    • Soil temperature should be above 55 degrees before planting (likely the end of April)   otherwise the seedlings will just sit there and take longer for major growth to get started.

Tomato Plants

  • Tomatoes – when planting transplants
    • Remove all the foliage except the top leaves
    • Dig a hole deep enough (or in a trench) so you can plant right up to the leaves.
    • Cover the stems up to the top leaves with soil. The buried stems will produce roots all along its length
  • No room for a vegetable garden??  That does not necessarily mean you cannot grow a few fresh fruits, vegetables and herbs.
    • Tuck some vegetables plants into a sunny flower bed or under-used border. 
    • Consider ornamental looking Swiss chard, kale, onions, cardoon, basil, fennel and other herbs for sunny flower beds,
    • Grow cucumbers on a trellis as well as non-tree fruits: blueberries, strawberries, currants, –
  • Consider growing some vegetables in containers.  This is often a good option if the only sunny space you have is the deck or patio.

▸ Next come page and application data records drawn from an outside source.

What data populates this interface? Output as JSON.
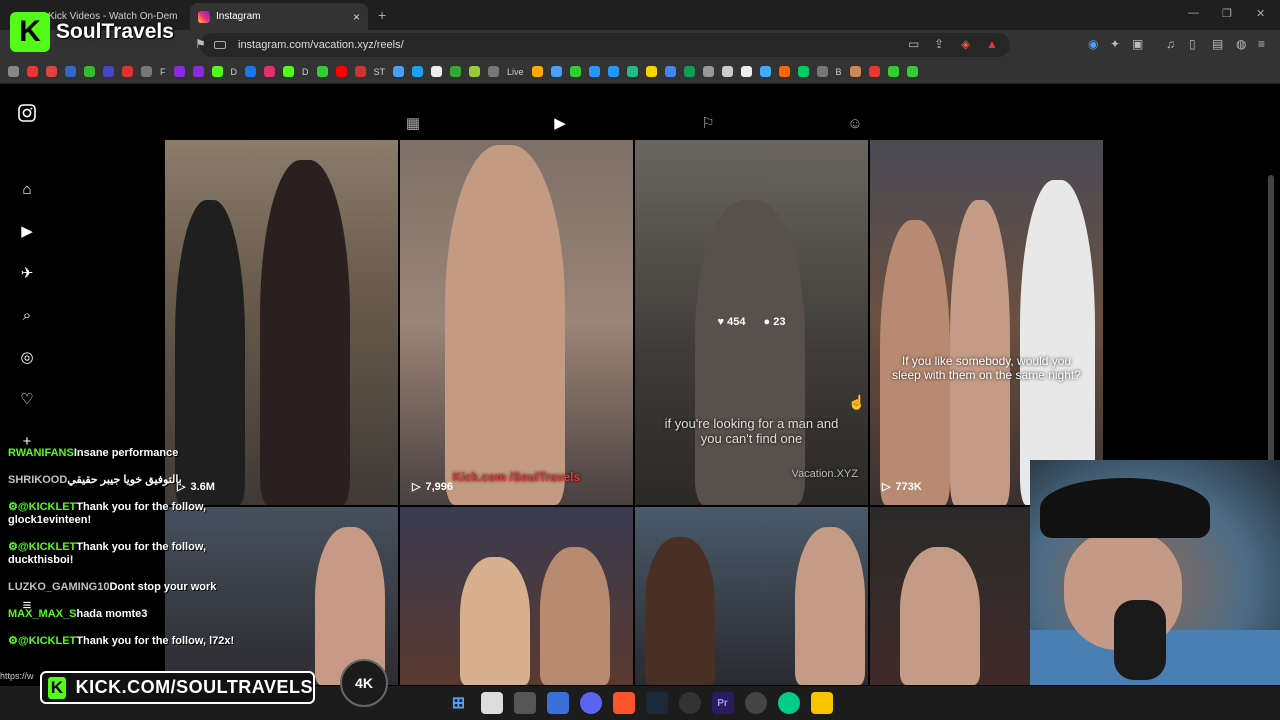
{
  "browser": {
    "inactive_tab_title": "Kick Videos - Watch On-Dem",
    "active_tab_title": "Instagram",
    "close_glyph": "×",
    "new_tab_glyph": "+",
    "url": "instagram.com/vacation.xyz/reels/",
    "bookmark_labels": [
      "F",
      "D",
      "D",
      "ST",
      "Live",
      "B"
    ]
  },
  "overlay": {
    "streamer_name": "SoulTravels",
    "k_letter": "K",
    "kick_url": "KICK.COM/SOULTRAVELS",
    "emblem_text": "4K"
  },
  "instagram": {
    "tiles": [
      {
        "views": "3.6M",
        "caption": ""
      },
      {
        "views": "7,996",
        "caption": "Kick.com /SoulTravels"
      },
      {
        "likes": "454",
        "comments": "23",
        "caption": "if you're looking for a man and you can't find one",
        "watermark": "Vacation.XYZ"
      },
      {
        "views": "773K",
        "caption": "If you like somebody, would you sleep with them on the same night?"
      }
    ]
  },
  "chat": [
    {
      "user": "RWANIFANS",
      "msg": "Insane performance"
    },
    {
      "user": "SHRIKOOD",
      "msg": "بالتوفيق خويا جيبر حقيقي"
    },
    {
      "user": "@KICKLET",
      "msg": "Thank you for the follow, glock1evinteen!"
    },
    {
      "user": "@KICKLET",
      "msg": "Thank you for the follow, duckthisboi!"
    },
    {
      "user": "LUZKO_GAMING10",
      "msg": "Dont stop your work"
    },
    {
      "user": "MAX_MAX_S",
      "msg": "hada momte3"
    },
    {
      "user": "@KICKLET",
      "msg": "Thank you for the follow, l72x!"
    }
  ],
  "status_url": "https://w",
  "taskbar": {
    "premiere_label": "Pr"
  },
  "colors": {
    "kick_green": "#53fc18",
    "browser_bg": "#333333",
    "page_bg": "#000000"
  }
}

  • Turnover the compost pile. With warmer weather, the microorganisms will kick into high gear.
  • Insects are essential for pollinating many crops. Honeybees and other pollinators are very vulnerable to insecticides. Avoid the use of Sevin dust (carbaryl) as it is especially toxic to bees.
  • Clean and fill hummingbird feeders. The first hummingbirds arrive in TN around April 1st.

Visit A Local Garden

There are local gardens open to the public wherein you can see the spring flourishes and gather ideas for your own garden’s transformation. Here are a few to consider:

  • Memphis Botanical Gardens, 750 Cherry Road, Memphis 38117  901-636-4100,, Hours: 9 am – 6 pm.              Entrance fees: $10 Adults, 8$ Seniors (62+), $5 Children
  • Dixon Gardens, 4339 Park Avenue, Memphis 38117, 901-761-5250, Hours:  Tues-Sat 10am – 5 pm, Sun 1pm – 5pm,                                                     Entrance fees $7 Adults, $5 Seniors,  $3 Children